‘Ambazonia’ leader convicted of charges including terrorism and secession

Ayuk Tabe (left) in military court on Wednesday 20 February 2019

A military court in Cameroon has sentenced the leaders of the ‘Ambazonia’ to life imprisonment after an all-night court sitting.

Julius Sisiku Ayuk Tabe and his cabinet of nine were convicted of charges including terrorism and secession and given a fine of 250 billion FCFA ($350m).

The separatist leaders sang protest songs as the sentence was handed down in the early hours of Tuesday, August 20 at about 5:30 am.

The severity of the sentence has raised fears that the bloody conflict playing out in Cameroon’s anglophone regions between separatist rebels and military forces will be prolonged, and that no ceasefire will be possible.

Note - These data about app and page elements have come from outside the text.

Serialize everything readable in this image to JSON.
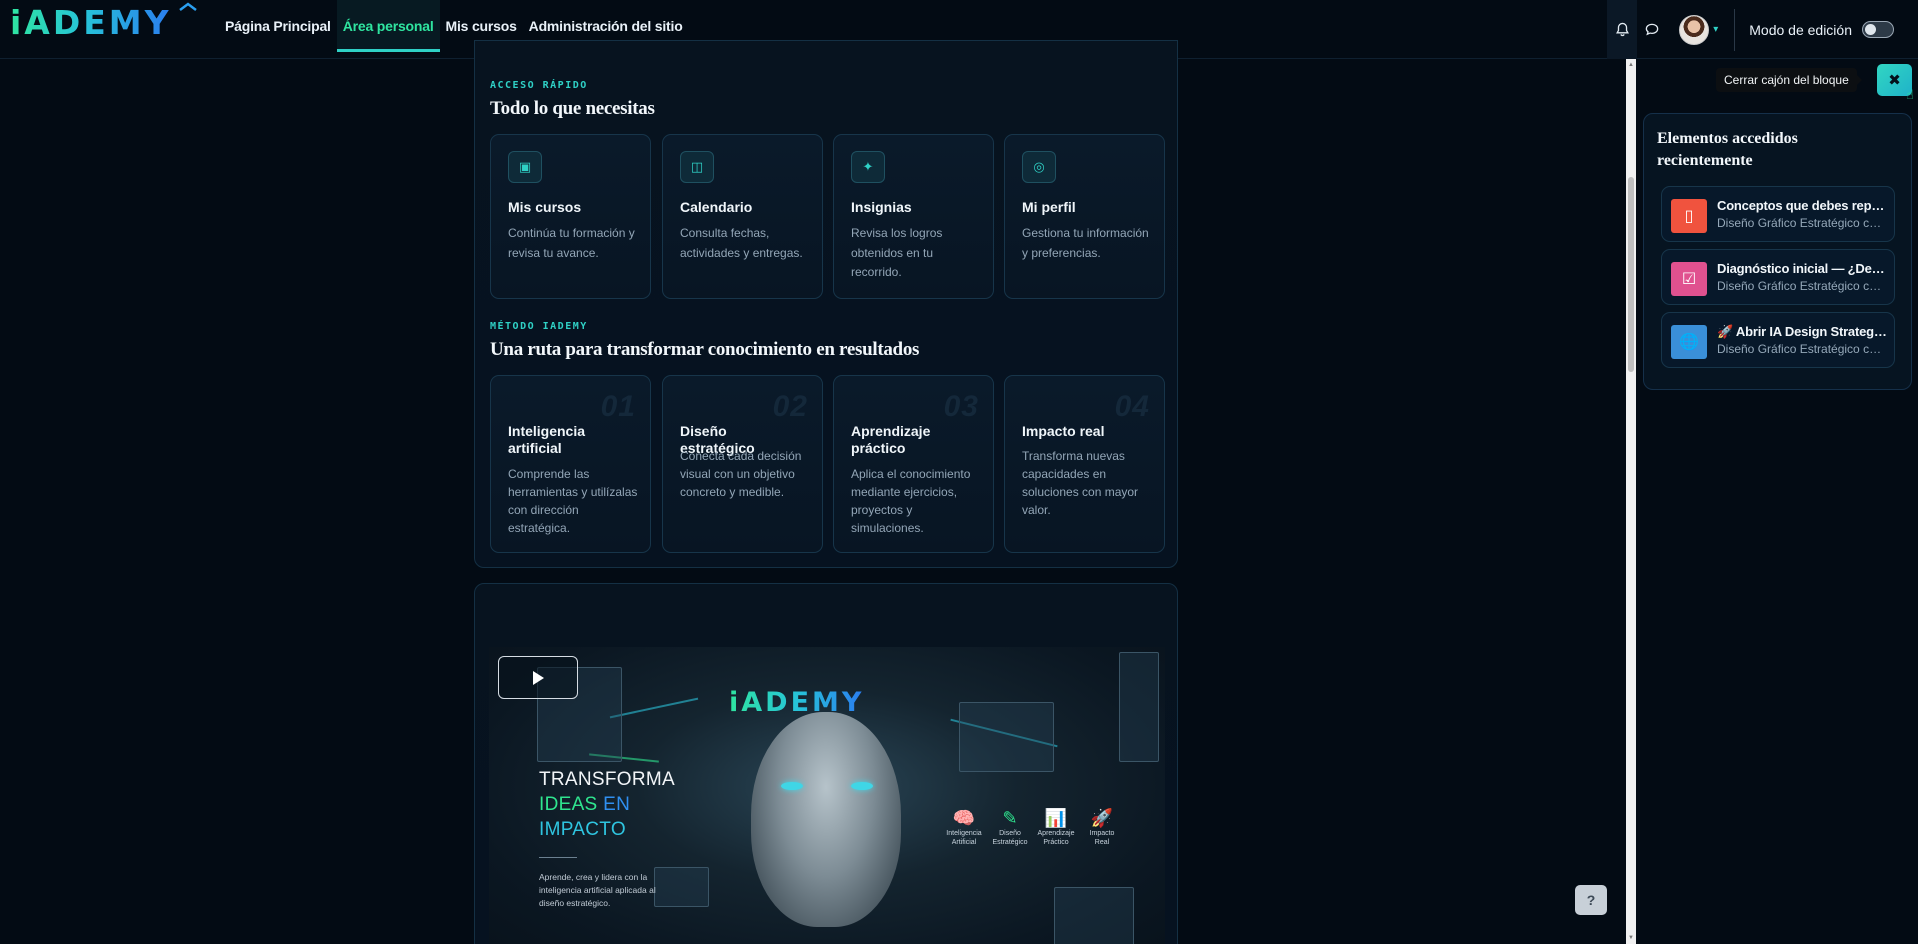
{
  "brand": {
    "logo_text": "iADEMY"
  },
  "nav": {
    "items": [
      {
        "label": "Página Principal",
        "active": false
      },
      {
        "label": "Área personal",
        "active": true
      },
      {
        "label": "Mis cursos",
        "active": false
      },
      {
        "label": "Administración del sitio",
        "active": false
      }
    ],
    "edit_mode_label": "Modo de edición",
    "edit_mode_on": false
  },
  "quick_access": {
    "eyebrow": "ACCESO RÁPIDO",
    "title": "Todo lo que necesitas",
    "tiles": [
      {
        "icon": "square-icon",
        "glyph": "▣",
        "title": "Mis cursos",
        "desc": "Continúa tu formación y revisa tu avance."
      },
      {
        "icon": "calendar-icon",
        "glyph": "◫",
        "title": "Calendario",
        "desc": "Consulta fechas, actividades y entregas."
      },
      {
        "icon": "sparkle-icon",
        "glyph": "✦",
        "title": "Insignias",
        "desc": "Revisa los logros obtenidos en tu recorrido."
      },
      {
        "icon": "target-icon",
        "glyph": "◎",
        "title": "Mi perfil",
        "desc": "Gestiona tu información y preferencias."
      }
    ]
  },
  "method": {
    "eyebrow": "MÉTODO IADEMY",
    "title": "Una ruta para transformar conocimiento en resultados",
    "steps": [
      {
        "num": "01",
        "title": "Inteligencia artificial",
        "desc": "Comprende las herramientas y utilízalas con dirección estratégica."
      },
      {
        "num": "02",
        "title": "Diseño estratégico",
        "desc": "Conecta cada decisión visual con un objetivo concreto y medible."
      },
      {
        "num": "03",
        "title": "Aprendizaje práctico",
        "desc": "Aplica el conocimiento mediante ejercicios, proyectos y simulaciones."
      },
      {
        "num": "04",
        "title": "Impacto real",
        "desc": "Transforma nuevas capacidades en soluciones con mayor valor."
      }
    ]
  },
  "video": {
    "logo_text": "iADEMY",
    "headline_1": "TRANSFORMA",
    "headline_2a": "IDEAS",
    "headline_2b": "EN",
    "headline_3": "IMPACTO",
    "subtitle": "Aprende, crea y lidera con la inteligencia artificial aplicada al diseño estratégico.",
    "icons": [
      {
        "glyph": "🧠",
        "label": "Inteligencia Artificial"
      },
      {
        "glyph": "✎",
        "label": "Diseño Estratégico"
      },
      {
        "glyph": "📊",
        "label": "Aprendizaje Práctico"
      },
      {
        "glyph": "🚀",
        "label": "Impacto Real"
      }
    ]
  },
  "help": {
    "label": "?"
  },
  "drawer": {
    "tooltip": "Cerrar cajón del bloque",
    "close_glyph": "✖",
    "block_title": "Elementos accedidos recientemente",
    "items": [
      {
        "icon": "book-icon",
        "glyph": "▯",
        "color": "#f0533e",
        "title": "Conceptos que debes repasar",
        "course": "Diseño Gráfico Estratégico con IA"
      },
      {
        "icon": "check-icon",
        "glyph": "☑",
        "color": "#e0518f",
        "title": "Diagnóstico inicial — ¿Desde dónde partes?",
        "course": "Diseño Gráfico Estratégico con IA"
      },
      {
        "icon": "globe-icon",
        "glyph": "🌐",
        "color": "#3a8fd8",
        "title": "🚀 Abrir IA Design Strategy Lab",
        "course": "Diseño Gráfico Estratégico con IA"
      }
    ]
  },
  "colors": {
    "accent": "#2fd1c6",
    "accent_green": "#2fe5a0",
    "background": "#030b14"
  }
}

In January 2018, Ayuk Tabe was arrested with 46 other separatists in a hotel in the Nigerian capital, Abuja, allegedly by Nigerian special forces.

They were then handed over to Cameroon – a move that was ruled illegal by a Nigerian court in March this year.

The defendants refused to recognise the right of the military tribunal in Yaounde to try them. Their lawyers are meeting to draft an appeal, which has to be filed within ten days.

Felix Agbor Balla, a leading human rights advocate in Cameroon, described the decision as a sham which would cause a lot of anger among anglophones.

He said: “Sentencing Sisiku Ayuk Tabe and co will not solve the problems we have in Cameroon. It will instead aggravate the problem.”

Ayuk Tabe, 54, was the first self-proclaimed president of “Ambazonia” – a breakaway state declared in October 2017 in two English-speaking regions of the central African country.

The government responded with a military crackdown.

Nearly 2,000 people are thoughts to have died, and 530,000 have fled their homes.

One of the defence lawyers, Christopher Ngong, said they had asked for the military judge to be recused and had walked out of the hearings in protest at the judge’s decision to continue the case.

He said the court had prearranged the ruling.

Ngong said: “Since they had a hidden agenda, that they were going to pass judgment at all costs, so they went on with the matter, despite the fact that the accused persons were singing songs in court.”

With thousands of children in the crisis-hit areas out of education for several years, the government has been trying to promote a back-to-school campaign.

Many anglophone Cameroonians think this will be jeopardised by the court’s decision and expect the president, Paul Biya, to issue a pardon for the leaders.


Since you are here…

…. we have a small favour to ask. For 21 years The Post Newspaper has been reporting on Local, Regional and National news in Cameroon. Over the years, we are proud to have guided and supported some of the best Journalists in the country and we continue to do so.

The Post newspaper has built its reputation on original Journalism to be the Best and most trusted English language newspaper in Cameroon.

At The Post newspaper, we have advanced our Journalism and embraced innovation and new technology.

To maintain our online presence and keep you up to dates and bring you the full facts on what is real happening in Cameroon, we would appreciate your support.

If everyone who reads our reporting on this platform, who likes it, helps to support it, our Journalists can continue to bring The Post independent journalism to the world.

Every little helps, you can support The Post – and it only takes a minute. Thank you.


Please enter your comment!
Please enter your name here